McQuillan has educated thousands of medical professionals in the art and science of aesthetic and antiaging treatment for over a decade. Her center regularly hosts international training symposiums for medical professionals in cosmetic enhancement, weight management, and stem cell theory.

A Diplomate of the American Academy of Anti-Aging Medicine, McQuillan also serves on the aesthetic advisory committee for this academy. She lectures throughout the world on aesthetic medicine for many organizations, including the American Academy of Anti-Aging Medicine, the American Academy of Aesthetic Medicine, the National Procedures Institute, and the American Society for Bariatric Physicians. In addition, she is a nationally certified trainer and lecturer for Sciton Inc, Allergan Inc, Medicis Pharmaceuticals Inc, and Bioform Medical Inc.

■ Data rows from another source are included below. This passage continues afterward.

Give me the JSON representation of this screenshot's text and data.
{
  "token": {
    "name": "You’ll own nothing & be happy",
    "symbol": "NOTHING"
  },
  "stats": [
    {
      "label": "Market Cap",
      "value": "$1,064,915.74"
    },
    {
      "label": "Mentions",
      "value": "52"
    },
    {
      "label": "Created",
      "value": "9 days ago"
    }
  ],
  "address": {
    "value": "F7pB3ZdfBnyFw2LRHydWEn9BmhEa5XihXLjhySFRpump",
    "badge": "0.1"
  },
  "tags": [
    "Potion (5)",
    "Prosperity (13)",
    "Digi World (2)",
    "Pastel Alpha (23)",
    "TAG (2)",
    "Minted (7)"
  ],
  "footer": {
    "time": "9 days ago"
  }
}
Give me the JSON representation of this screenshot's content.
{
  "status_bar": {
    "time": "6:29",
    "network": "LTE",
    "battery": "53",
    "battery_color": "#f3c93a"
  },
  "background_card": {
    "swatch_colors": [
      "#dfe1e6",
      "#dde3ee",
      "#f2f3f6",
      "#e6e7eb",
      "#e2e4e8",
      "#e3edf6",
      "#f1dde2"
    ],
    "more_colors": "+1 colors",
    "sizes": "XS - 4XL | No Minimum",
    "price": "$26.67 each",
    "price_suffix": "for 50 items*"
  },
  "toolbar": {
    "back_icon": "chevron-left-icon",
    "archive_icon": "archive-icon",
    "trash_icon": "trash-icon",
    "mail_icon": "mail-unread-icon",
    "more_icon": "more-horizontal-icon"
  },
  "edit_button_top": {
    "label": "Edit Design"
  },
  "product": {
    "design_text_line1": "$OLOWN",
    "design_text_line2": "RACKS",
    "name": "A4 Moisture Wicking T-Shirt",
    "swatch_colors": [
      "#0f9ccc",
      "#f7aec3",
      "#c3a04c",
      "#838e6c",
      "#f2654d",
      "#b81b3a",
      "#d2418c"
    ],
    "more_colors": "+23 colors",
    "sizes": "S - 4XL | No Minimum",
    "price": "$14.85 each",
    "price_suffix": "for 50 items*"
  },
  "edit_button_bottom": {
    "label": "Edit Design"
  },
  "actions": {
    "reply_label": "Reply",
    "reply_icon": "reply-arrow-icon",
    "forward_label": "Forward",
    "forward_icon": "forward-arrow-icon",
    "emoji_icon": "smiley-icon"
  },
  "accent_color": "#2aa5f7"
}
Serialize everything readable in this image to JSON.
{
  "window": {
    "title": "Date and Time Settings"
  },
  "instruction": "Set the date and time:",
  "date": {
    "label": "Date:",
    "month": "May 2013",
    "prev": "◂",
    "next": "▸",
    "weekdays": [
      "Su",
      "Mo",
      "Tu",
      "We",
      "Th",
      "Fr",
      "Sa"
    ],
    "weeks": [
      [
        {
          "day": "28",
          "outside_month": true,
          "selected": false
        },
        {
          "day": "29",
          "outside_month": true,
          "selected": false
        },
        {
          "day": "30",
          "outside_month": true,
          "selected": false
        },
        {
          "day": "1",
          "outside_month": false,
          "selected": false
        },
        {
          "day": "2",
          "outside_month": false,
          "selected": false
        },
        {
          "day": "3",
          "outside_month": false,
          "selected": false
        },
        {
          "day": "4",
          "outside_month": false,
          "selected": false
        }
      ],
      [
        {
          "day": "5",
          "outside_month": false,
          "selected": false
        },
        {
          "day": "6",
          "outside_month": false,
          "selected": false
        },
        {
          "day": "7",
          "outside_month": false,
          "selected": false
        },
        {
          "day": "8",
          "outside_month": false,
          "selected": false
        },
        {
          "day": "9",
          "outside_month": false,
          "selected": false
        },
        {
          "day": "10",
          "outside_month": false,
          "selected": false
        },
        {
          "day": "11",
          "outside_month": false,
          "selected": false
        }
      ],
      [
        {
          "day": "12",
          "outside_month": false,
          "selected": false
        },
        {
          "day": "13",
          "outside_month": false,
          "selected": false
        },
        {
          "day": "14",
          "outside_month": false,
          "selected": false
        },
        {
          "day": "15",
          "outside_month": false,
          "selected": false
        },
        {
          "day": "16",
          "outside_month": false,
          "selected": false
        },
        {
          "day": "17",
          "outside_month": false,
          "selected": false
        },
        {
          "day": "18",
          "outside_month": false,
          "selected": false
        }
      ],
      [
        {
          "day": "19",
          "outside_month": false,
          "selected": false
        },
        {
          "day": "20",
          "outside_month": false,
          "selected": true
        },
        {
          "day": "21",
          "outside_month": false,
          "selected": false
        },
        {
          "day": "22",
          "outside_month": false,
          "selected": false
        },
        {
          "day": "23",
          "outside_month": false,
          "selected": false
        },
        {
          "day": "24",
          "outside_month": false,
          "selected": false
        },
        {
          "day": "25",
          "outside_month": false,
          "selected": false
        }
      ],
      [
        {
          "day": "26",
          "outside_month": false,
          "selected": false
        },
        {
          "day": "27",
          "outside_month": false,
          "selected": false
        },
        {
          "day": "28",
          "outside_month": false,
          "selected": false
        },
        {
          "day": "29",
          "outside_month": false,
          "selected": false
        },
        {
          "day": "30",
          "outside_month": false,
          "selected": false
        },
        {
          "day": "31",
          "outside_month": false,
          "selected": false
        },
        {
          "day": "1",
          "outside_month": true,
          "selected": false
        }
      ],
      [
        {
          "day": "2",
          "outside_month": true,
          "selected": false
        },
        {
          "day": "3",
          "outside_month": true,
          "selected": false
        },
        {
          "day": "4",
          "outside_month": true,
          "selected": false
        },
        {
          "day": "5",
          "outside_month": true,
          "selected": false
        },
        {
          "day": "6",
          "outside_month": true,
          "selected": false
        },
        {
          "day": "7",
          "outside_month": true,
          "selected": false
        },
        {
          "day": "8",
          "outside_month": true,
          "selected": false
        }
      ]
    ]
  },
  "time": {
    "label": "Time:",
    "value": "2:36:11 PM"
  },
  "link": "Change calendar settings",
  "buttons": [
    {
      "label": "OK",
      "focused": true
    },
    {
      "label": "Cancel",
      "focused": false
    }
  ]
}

McQuillan is a member of the American Academy of Cosmetic Surgeons, the American Society for Lasers in Medicine and Surgery, the American College of Phlebology, the American Academy of Aesthetic Medicine, the American Society of Bariatric Physicians, and the American Academy of Anti-Aging Medicine.

In 2007, McQuillan instituted The Aesthetic Anti-Aging Fellowship in conjunction with The American Academy of Anti-Aging Medicine, in order to define and elevate the practice of aesthetic medicine, making physicians competent in all aspects of aesthetic medicine. The Fellowship is a six-part lecture and hands-on educational program in aesthetic procedures that offers certification via written and oral examination.

Jeffrey Frentzen is the editor of PSP. He can be reached at